Sen. John Kennedy (La.), one of seven GOP senators who voted to throw out the election results, said the bill “takes all the things that went wrong in our election of Nov. 3 and makes them the law.”
“Basically, Speaker [Nancy] Pelosi just wants to federalize elections. She wants to federalize everything,”
But just two months ago, it was Republicans in Congress arguing that the federal government should interpret state laws in ways that would help Trump overturn the results of the 2020 election he lost.
In objecting to the election results from Pennsylvania, which President Joe Biden won by 81,660 votes, Sen. Josh Hawley (R-Mo.) argued that Congress should effectively overturn a law passed by the Republican-controlled state legislature in 2019 because, according to Hawley’s interpretation of Pennsylvania state law, it violated the state’s constitution.
“Pennsylvania elected officials passed a whole new law that allows universal mail-in balloting, and did it irregardless of what the Pennsylvania Constitution said,” Hawley contended on Jan. 6.
Normally, such a dispute would have been handled by Pennsylvania state courts, but no one challenged the bipartisan law after it passed in 2019. Republicans challenged it only after Trump lost the state in November 2020. These challenges failed before every judge at the state and federal level, all the way up to the U.S. Supreme Court. But Hawley still thought that Congress should ignore these decisions and that of the state legislature to impose its own legal interpretation.
When Sen. Ted Cruz (R-Texas) objected to the election results from Arizona, he did not mention any specifics about Arizona’s election laws.
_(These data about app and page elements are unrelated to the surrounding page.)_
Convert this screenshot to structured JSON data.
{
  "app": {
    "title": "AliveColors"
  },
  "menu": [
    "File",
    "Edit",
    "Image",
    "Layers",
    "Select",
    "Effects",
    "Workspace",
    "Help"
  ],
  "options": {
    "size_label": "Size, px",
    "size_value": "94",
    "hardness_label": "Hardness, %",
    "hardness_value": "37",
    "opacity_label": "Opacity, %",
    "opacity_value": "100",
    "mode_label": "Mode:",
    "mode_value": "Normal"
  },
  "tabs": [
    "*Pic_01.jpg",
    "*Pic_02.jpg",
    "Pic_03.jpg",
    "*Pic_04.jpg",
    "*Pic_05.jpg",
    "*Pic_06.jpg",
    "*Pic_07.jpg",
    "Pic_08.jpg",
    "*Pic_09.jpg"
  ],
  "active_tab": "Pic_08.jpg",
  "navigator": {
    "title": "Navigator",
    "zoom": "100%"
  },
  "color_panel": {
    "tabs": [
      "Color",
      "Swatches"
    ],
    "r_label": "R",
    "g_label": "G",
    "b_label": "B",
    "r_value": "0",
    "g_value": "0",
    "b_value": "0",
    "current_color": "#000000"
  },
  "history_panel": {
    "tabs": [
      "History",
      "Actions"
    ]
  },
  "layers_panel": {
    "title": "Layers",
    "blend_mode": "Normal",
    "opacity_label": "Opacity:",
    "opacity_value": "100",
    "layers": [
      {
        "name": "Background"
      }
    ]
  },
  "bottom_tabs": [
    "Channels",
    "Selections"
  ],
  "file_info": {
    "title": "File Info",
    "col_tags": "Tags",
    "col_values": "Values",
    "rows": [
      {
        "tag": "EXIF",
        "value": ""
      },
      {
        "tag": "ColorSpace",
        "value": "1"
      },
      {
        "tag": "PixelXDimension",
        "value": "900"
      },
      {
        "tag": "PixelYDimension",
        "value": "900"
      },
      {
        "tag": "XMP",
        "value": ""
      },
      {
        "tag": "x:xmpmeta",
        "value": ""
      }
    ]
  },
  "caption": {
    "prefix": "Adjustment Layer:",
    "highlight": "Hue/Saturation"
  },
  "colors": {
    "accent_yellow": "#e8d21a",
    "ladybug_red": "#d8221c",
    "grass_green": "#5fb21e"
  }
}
He instead proposed the creation of a special electoral commission made up of federal officials to investigate the six states where Trump falsely claimed fraud had cost him the election.
Yet on Thursday, Cruz chided House Democrats for displaying “arrogance” in advancing a bill that would exert federal standards over state election systems and, he charged, create opportunities for voter fraud.
To Democrats, however, all this GOP criticism of the House election bill sounds disingenuous given the events of Jan. 6, when Republicans tried to erase the results of elections administered by the states even after an armed mob invaded the U.S. Capitol in hopes of forcing them to do so.
“I think that their conduct in the wake of the election disqualifies them from being experts or even responsible commentators on what democracy in America should look like,” said Rep. John Sarbanes (D-Md.), the lead sponsor of the House bill.
“They have spent the last month complaining about these state laws and how we need to have change,” said Sen. Amy Klobuchar (D-Minn.), one of the lead sponsors of the corresponding Senate bill. “They want to have commissions look at things. Well, here’s your chance, man.”